§ **WHAT YOU NEED TO DO**: Pull every line that includes the word "title" out of the data below and copy it.

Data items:
##############################

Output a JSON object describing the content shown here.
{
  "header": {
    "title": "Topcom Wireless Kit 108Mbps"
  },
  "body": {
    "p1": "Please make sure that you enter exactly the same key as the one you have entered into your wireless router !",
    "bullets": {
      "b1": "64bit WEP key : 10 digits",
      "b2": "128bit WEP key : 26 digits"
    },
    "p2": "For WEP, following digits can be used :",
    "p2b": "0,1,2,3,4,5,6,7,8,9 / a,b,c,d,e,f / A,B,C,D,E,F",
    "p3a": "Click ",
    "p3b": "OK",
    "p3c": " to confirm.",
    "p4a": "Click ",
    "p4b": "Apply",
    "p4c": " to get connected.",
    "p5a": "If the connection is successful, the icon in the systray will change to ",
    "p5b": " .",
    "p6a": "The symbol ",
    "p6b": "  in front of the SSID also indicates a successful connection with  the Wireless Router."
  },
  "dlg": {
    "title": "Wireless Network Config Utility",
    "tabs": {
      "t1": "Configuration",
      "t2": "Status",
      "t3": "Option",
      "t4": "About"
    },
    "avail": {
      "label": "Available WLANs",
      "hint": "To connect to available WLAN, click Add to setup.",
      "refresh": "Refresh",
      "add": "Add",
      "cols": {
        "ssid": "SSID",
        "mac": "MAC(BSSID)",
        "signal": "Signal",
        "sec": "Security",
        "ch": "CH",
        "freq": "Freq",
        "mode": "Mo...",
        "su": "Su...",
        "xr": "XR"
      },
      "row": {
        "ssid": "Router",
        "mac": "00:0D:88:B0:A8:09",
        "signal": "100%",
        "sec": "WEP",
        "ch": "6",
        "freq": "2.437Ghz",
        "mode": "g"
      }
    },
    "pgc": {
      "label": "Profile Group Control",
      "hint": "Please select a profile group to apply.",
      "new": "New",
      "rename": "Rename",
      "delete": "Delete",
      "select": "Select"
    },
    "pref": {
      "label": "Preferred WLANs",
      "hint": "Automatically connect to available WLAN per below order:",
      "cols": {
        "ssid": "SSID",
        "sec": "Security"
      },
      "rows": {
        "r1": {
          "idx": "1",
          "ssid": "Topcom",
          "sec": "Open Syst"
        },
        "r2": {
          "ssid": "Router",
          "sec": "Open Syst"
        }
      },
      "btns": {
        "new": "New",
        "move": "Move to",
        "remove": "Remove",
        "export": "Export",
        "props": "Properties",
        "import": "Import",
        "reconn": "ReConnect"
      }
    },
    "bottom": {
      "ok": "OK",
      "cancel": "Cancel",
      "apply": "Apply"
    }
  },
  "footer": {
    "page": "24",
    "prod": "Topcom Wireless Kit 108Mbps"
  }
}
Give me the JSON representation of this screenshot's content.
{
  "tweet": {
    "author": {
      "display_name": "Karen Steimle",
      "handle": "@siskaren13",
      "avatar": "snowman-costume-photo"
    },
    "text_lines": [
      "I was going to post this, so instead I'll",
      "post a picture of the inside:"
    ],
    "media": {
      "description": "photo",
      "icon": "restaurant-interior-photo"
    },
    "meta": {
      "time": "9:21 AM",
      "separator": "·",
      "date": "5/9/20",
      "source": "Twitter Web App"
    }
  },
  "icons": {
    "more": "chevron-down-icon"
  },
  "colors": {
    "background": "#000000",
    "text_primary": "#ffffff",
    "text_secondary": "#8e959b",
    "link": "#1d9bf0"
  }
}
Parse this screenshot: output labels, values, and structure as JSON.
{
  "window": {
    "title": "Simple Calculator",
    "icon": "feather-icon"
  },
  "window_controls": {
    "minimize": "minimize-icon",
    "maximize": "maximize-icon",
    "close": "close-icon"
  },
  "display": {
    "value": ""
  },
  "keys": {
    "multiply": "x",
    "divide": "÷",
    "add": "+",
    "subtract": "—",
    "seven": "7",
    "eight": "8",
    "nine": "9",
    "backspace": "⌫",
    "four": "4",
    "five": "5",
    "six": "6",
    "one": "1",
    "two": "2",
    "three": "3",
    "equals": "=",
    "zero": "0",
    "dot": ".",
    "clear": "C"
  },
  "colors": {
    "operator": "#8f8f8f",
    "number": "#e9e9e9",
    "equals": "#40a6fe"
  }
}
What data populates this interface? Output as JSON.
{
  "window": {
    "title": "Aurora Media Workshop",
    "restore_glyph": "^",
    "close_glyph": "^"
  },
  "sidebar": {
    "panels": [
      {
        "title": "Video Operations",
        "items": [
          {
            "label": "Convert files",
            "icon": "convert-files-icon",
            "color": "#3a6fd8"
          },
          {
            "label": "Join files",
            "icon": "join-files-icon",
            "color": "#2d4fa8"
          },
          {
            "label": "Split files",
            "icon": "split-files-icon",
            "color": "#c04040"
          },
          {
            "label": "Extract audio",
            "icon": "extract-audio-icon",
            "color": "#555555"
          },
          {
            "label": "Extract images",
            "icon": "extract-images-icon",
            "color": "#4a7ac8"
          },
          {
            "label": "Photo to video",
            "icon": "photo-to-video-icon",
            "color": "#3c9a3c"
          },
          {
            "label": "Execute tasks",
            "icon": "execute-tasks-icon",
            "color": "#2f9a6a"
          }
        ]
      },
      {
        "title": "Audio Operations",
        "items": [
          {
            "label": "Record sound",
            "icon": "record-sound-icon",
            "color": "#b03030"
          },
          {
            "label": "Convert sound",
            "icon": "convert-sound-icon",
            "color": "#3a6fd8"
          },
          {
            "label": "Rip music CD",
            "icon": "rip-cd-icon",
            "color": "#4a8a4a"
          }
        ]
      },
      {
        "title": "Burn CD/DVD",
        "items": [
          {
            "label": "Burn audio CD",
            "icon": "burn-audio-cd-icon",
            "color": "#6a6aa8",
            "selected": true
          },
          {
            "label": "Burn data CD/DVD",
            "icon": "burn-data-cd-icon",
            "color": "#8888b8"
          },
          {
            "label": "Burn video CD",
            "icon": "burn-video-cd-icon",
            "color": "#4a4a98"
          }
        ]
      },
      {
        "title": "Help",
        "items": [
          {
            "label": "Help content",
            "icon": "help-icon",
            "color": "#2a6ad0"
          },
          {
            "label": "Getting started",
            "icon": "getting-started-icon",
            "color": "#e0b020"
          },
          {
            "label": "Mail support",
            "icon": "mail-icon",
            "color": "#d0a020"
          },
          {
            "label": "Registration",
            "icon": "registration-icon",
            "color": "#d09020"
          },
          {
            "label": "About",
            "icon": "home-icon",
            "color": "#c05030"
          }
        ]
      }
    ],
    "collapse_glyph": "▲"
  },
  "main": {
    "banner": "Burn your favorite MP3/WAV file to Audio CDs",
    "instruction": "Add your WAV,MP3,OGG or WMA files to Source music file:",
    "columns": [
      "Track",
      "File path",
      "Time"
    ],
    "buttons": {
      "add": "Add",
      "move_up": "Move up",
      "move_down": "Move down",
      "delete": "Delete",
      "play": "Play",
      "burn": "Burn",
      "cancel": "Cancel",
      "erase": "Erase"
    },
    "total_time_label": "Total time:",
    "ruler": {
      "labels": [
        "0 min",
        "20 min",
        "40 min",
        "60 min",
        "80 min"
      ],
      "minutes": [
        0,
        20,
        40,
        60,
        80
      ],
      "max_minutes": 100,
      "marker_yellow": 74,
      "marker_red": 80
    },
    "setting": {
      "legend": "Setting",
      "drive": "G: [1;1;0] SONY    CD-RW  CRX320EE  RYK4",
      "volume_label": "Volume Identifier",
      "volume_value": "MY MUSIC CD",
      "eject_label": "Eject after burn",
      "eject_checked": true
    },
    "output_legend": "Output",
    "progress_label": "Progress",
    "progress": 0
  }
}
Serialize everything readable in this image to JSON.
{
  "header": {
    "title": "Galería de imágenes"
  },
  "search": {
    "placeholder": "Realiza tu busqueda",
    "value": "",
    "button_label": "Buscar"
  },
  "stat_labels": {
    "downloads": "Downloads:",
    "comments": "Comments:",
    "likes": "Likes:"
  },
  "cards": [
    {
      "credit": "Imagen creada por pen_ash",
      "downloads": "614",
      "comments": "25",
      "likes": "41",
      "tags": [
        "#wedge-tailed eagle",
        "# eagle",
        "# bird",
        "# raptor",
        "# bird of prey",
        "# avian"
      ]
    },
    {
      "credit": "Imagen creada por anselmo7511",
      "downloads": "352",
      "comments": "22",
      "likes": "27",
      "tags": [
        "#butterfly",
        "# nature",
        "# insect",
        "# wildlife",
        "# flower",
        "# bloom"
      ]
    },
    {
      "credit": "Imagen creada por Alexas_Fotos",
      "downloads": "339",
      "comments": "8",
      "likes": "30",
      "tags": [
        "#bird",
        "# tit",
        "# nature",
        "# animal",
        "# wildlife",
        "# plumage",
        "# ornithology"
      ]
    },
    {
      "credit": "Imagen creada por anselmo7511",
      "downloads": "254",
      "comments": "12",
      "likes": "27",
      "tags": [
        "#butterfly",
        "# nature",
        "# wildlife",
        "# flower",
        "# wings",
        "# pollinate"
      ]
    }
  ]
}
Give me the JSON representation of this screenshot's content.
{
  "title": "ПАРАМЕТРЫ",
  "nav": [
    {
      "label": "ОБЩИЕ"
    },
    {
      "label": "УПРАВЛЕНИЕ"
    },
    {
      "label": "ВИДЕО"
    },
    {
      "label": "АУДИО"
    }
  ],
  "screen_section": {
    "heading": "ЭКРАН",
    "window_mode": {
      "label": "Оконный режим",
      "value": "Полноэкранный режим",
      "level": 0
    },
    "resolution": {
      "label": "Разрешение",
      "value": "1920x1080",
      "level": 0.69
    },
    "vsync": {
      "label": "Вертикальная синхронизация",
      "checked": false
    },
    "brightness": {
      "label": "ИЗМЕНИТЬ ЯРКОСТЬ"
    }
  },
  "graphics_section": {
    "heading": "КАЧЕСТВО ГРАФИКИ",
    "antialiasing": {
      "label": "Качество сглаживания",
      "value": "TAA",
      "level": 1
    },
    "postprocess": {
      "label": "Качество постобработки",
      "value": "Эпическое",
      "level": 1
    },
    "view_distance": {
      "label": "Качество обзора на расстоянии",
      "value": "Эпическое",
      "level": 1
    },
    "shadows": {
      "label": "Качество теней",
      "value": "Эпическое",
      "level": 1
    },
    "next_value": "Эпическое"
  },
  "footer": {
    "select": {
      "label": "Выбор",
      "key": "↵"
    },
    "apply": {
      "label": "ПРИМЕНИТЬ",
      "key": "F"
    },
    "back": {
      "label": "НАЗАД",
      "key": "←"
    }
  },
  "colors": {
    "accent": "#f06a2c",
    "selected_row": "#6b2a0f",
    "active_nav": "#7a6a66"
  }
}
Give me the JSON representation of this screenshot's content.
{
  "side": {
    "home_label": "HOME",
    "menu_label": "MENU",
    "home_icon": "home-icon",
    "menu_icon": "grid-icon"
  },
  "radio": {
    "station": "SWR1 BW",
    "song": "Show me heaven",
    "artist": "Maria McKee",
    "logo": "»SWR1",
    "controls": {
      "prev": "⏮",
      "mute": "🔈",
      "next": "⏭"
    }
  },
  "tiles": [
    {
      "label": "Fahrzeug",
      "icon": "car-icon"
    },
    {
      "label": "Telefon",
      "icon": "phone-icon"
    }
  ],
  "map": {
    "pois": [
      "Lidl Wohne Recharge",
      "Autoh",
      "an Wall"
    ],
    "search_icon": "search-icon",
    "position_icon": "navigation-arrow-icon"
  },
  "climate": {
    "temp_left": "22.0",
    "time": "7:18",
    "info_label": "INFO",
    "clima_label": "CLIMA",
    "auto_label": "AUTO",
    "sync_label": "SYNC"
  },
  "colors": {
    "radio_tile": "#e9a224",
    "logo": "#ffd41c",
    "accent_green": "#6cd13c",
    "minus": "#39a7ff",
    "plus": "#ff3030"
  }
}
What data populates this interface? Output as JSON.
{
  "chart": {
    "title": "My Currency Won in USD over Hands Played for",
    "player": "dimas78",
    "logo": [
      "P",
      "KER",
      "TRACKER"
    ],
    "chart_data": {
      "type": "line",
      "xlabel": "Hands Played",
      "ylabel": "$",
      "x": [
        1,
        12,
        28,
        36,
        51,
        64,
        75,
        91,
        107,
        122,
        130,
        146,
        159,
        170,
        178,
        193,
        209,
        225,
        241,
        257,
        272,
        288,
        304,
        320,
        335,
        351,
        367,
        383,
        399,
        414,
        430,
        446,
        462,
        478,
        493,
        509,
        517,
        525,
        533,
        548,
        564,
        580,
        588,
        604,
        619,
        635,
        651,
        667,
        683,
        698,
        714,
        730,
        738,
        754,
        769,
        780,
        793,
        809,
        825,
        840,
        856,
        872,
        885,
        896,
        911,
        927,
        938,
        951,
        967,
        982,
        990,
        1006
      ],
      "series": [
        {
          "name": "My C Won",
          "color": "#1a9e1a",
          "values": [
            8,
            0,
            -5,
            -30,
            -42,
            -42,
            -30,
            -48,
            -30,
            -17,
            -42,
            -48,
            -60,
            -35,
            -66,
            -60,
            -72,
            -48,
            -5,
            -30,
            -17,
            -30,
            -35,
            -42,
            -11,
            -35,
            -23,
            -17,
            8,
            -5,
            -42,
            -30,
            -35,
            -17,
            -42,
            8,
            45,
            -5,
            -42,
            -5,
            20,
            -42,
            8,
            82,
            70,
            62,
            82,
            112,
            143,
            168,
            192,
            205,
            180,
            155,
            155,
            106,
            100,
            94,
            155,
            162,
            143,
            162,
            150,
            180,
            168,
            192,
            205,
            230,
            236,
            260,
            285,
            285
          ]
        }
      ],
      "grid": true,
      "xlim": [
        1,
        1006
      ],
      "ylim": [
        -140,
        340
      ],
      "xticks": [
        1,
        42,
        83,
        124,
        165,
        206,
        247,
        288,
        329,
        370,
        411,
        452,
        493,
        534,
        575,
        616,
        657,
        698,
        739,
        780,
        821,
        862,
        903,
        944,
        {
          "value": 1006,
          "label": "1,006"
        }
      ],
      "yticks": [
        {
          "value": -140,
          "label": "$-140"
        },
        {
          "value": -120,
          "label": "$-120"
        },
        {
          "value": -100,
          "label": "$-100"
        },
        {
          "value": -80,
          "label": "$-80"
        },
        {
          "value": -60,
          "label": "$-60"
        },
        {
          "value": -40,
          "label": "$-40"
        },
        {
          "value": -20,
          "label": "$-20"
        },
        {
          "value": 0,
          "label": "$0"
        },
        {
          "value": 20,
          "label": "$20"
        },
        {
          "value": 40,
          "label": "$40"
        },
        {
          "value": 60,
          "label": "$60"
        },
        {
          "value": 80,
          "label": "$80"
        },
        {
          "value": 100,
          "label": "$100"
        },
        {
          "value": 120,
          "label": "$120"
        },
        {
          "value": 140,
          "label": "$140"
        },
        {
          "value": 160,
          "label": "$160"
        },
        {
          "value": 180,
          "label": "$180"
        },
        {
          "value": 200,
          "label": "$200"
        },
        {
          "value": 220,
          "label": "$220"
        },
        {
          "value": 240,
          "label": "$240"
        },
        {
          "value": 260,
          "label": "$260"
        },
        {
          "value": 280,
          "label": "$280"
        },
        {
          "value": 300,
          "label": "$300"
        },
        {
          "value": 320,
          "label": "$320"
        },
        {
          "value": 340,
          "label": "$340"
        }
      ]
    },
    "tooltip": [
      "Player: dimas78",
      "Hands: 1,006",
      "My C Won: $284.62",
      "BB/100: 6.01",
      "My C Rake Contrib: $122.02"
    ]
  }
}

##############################

§ **EXPECTED OUTPUT**:
    "title": "Topcom Wireless Kit 108Mbps"
    "title": "Wireless Network Config Utility",
    "title": "Simple Calculator",
    "title": "Aurora Media Workshop",
        "title": "Video Operations",
        "title": "Audio Operations",
        "title": "Burn CD/DVD",
        "title": "Help",
    "title": "Galería de imágenes"
  "title": "ПАРАМЕТРЫ",
    "title": "My Currency Won in USD over Hands Played for",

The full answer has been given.